Data center operator Telx will break ground soon on a 215,000-square-foot data center next to an existing facility in Clifton, N.J. The network-rich Clifton Cloud Connection Center will target customers that want to build hybrid cloud computing solutions.
Equinix says its new online marketplace will help its data center customers partner with other companies using the same facilities. That could help companies expand more easily both in terms of geography and in the types of services they offer.
Cotendo is leveraging Equinix’s global data center footprint to give itself 30 points of presence, letting Cotendo focus on differentiating elsewhere. The companies released details of their partnership Thursday morning, including a quadrupling of Cotendo’s customer base to 400 from 100 in the past two years.
In addition to enhancing privacy, dedicated circuits will generally result in more predictable data transfer performance and will also increase bandwidth between your data center and AWS.
Jeff Barr, evangelist for Amazon Web Services, sees plenty in the company’s new Direct Connect product that will interest anyone considering ways to exploit cloud computing without threatening — or replacing — their existing IT investment.

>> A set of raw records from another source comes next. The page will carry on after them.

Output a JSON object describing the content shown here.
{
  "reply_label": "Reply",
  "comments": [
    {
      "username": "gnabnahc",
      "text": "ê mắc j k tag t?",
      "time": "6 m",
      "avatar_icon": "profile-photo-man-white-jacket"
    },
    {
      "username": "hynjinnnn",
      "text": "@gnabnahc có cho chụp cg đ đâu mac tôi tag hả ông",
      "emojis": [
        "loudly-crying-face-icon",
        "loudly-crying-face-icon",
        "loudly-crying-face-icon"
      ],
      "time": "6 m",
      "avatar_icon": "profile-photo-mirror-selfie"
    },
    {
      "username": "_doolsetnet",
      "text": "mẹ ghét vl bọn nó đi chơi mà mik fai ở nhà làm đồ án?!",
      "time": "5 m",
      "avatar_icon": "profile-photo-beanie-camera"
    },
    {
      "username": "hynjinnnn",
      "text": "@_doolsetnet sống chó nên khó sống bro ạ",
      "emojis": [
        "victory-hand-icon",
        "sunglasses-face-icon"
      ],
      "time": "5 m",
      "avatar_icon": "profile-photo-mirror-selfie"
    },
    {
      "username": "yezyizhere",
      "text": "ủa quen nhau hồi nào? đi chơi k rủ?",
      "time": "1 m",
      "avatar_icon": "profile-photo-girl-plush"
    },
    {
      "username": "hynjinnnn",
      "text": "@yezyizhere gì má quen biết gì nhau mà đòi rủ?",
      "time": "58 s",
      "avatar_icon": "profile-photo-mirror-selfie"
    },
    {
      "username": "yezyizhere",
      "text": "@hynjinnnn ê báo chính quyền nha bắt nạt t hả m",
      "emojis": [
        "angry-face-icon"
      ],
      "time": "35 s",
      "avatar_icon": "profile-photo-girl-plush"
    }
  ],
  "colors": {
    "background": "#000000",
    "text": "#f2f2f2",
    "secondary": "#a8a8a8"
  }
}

Just one of three announcements from Amazon last week, Direct Connect lets customers with equipment in an Equinix data center in Virginia link it (securely, and with high bandwidth) to virtual machines running inside Amazon’s US-EAST region. Enterprise IT is used to dealing with IBM, HP, Microsoft and others. A degree of trust already exists, expectations are already managed and in many cases the enterprise may already be using an IBM or HP data center for co-location, disaster recovery or hosting. As these established providers of IT services extend their cloud ambitions, they are increasingly going to compete with Amazon for the attention of the same executives. Direct Connect gives Amazon the means to match competitors with its own hosting and co-location solutions.
To read more about whether the new AWS features will be strong enough for enterprise CIOs to place their faith in Amazon and the public cloud, see my latest weekly update at GigaOM Pro (subscription required).
Amazon Web Services announced a trio of features designed to lure in enterprise users, including dedicated 1- or 10-Gigabit links to its cloud data centers. AWS is doing everything it can to make its services as flexible, reliable and secure as possible for enterprise users.
If you’re a BlackBerry or iPhone user (see: addict), then you are partly responsible for the great Internet buildout. Those cute apps that look up baseball scores or let you log into Facebook eat up enough bandwidth to put the backend infrastructure of phone companies under pressure, forcing them to upgrade their networks with new and fancy gear. I’ve described this as the great Internet buildout and it’s one of the main reasons we’re seeing a wave of mergers and acquisitions in tech land. Read More about Why the Great Internet Buildout Is Spurring M&A
Cloud computing isn’t as nebulous as its name implies. Thanks to virtualization, one can separate the storage from the servers and the servers from the software—but it’s also about bandwidth. The primary value will be more about moving data from the hardware to the end user. To that end, Google has automated its network and is using structured metadata to track how much it costs the company to move a bit or byte from one geographic area to another, according to Vijay Gill, manager of engineering at Google.
That allows Google to charge users based not just on compute cycles but on their actual costs of moving the data around the world. Gill talked about establishing an auction model for pricing that will reflect that actual costs of moving data. The importance of bandwidth was also highlighted by Lane Patterson, chief technologist from Equinix, who said that a cloud provider that owns its own bandwidth might achieve a competitive advantage.
As cloud computing unfolds it won’t do so only in the U.S., said Dr. Jay Subrahmonia, director of advanced customer solutions for IBM, who points out that developing countries are adopting it because of the speed and flexibility cloud computing offers. Figuring out how to price and value that speed and flexibility is the next big step.